* **DATA SUPPLIED**:
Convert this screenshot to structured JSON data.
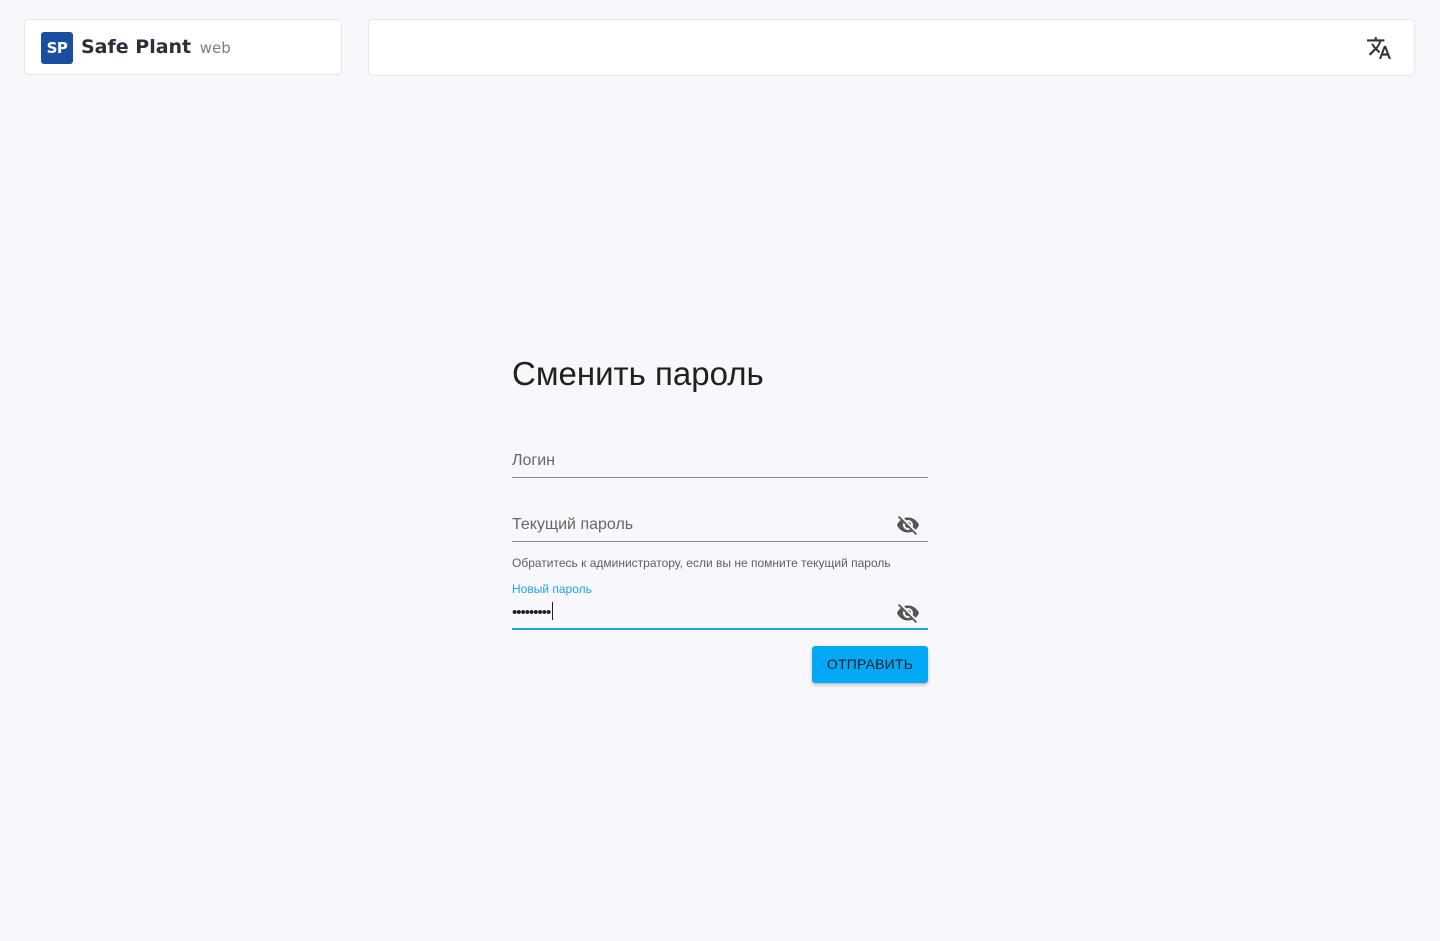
{
  "header": {
    "logo_mark": "SP",
    "app_name": "Safe Plant",
    "app_suffix": "web",
    "language_icon": "translate-icon"
  },
  "form": {
    "title": "Сменить пароль",
    "login": {
      "placeholder": "Логин",
      "value": ""
    },
    "current_password": {
      "placeholder": "Текущий пароль",
      "value": "",
      "visibility_icon": "eye-off-icon",
      "helper_text": "Обратитесь к администратору, если вы не помните текущий пароль"
    },
    "new_password": {
      "label": "Новый пароль",
      "value": "•••••••••",
      "visibility_icon": "eye-off-icon"
    },
    "submit_label": "ОТПРАВИТЬ"
  },
  "colors": {
    "accent": "#1ea4e9",
    "button": "#03a9f4",
    "logo_bg": "#1a4fa0",
    "background": "#f8f8fc"
  }
}
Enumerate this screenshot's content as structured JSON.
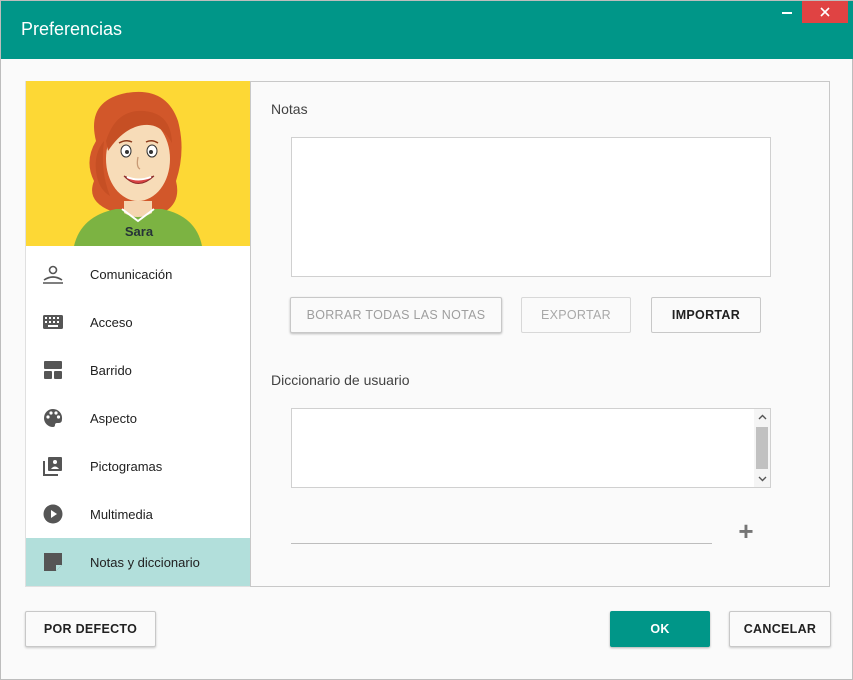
{
  "window": {
    "title": "Preferencias",
    "accent_color": "#009688",
    "close_color": "#e04343"
  },
  "profile": {
    "name": "Sara",
    "background_color": "#fdd835"
  },
  "sidebar": {
    "items": [
      {
        "label": "Comunicación",
        "icon": "person-speaking-icon"
      },
      {
        "label": "Acceso",
        "icon": "keyboard-icon"
      },
      {
        "label": "Barrido",
        "icon": "scan-blocks-icon"
      },
      {
        "label": "Aspecto",
        "icon": "palette-icon"
      },
      {
        "label": "Pictogramas",
        "icon": "pictogram-library-icon"
      },
      {
        "label": "Multimedia",
        "icon": "play-circle-icon"
      },
      {
        "label": "Notas y diccionario",
        "icon": "note-icon",
        "active": true
      }
    ]
  },
  "notes": {
    "title": "Notas",
    "value": "",
    "buttons": {
      "clear_all": "BORRAR TODAS LAS NOTAS",
      "export": "EXPORTAR",
      "import": "IMPORTAR"
    }
  },
  "dictionary": {
    "title": "Diccionario de usuario",
    "words": [],
    "new_word": "",
    "add_label": "+"
  },
  "footer": {
    "default_label": "POR DEFECTO",
    "ok_label": "OK",
    "cancel_label": "CANCELAR"
  }
}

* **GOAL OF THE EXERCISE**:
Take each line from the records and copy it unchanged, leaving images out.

* **RESULT FOR THIS EXERCISE**:
Convert this screenshot to structured JSON data.
{
  "header": {
    "logo_mark": "SP",
    "app_name": "Safe Plant",
    "app_suffix": "web",
    "language_icon": "translate-icon"
  },
  "form": {
    "title": "Сменить пароль",
    "login": {
      "placeholder": "Логин",
      "value": ""
    },
    "current_password": {
      "placeholder": "Текущий пароль",
      "value": "",
      "visibility_icon": "eye-off-icon",
      "helper_text": "Обратитесь к администратору, если вы не помните текущий пароль"
    },
    "new_password": {
      "label": "Новый пароль",
      "value": "•••••••••",
      "visibility_icon": "eye-off-icon"
    },
    "submit_label": "ОТПРАВИТЬ"
  },
  "colors": {
    "accent": "#1ea4e9",
    "button": "#03a9f4",
    "logo_bg": "#1a4fa0",
    "background": "#f8f8fc"
  }
}
Enumerate this screenshot's content as structured JSON.
{
  "window": {
    "title": "Preferencias",
    "accent_color": "#009688",
    "close_color": "#e04343"
  },
  "profile": {
    "name": "Sara",
    "background_color": "#fdd835"
  },
  "sidebar": {
    "items": [
      {
        "label": "Comunicación",
        "icon": "person-speaking-icon"
      },
      {
        "label": "Acceso",
        "icon": "keyboard-icon"
      },
      {
        "label": "Barrido",
        "icon": "scan-blocks-icon"
      },
      {
        "label": "Aspecto",
        "icon": "palette-icon"
      },
      {
        "label": "Pictogramas",
        "icon": "pictogram-library-icon"
      },
      {
        "label": "Multimedia",
        "icon": "play-circle-icon"
      },
      {
        "label": "Notas y diccionario",
        "icon": "note-icon",
        "active": true
      }
    ]
  },
  "notes": {
    "title": "Notas",
    "value": "",
    "buttons": {
      "clear_all": "BORRAR TODAS LAS NOTAS",
      "export": "EXPORTAR",
      "import": "IMPORTAR"
    }
  },
  "dictionary": {
    "title": "Diccionario de usuario",
    "words": [],
    "new_word": "",
    "add_label": "+"
  },
  "footer": {
    "default_label": "POR DEFECTO",
    "ok_label": "OK",
    "cancel_label": "CANCELAR"
  }
}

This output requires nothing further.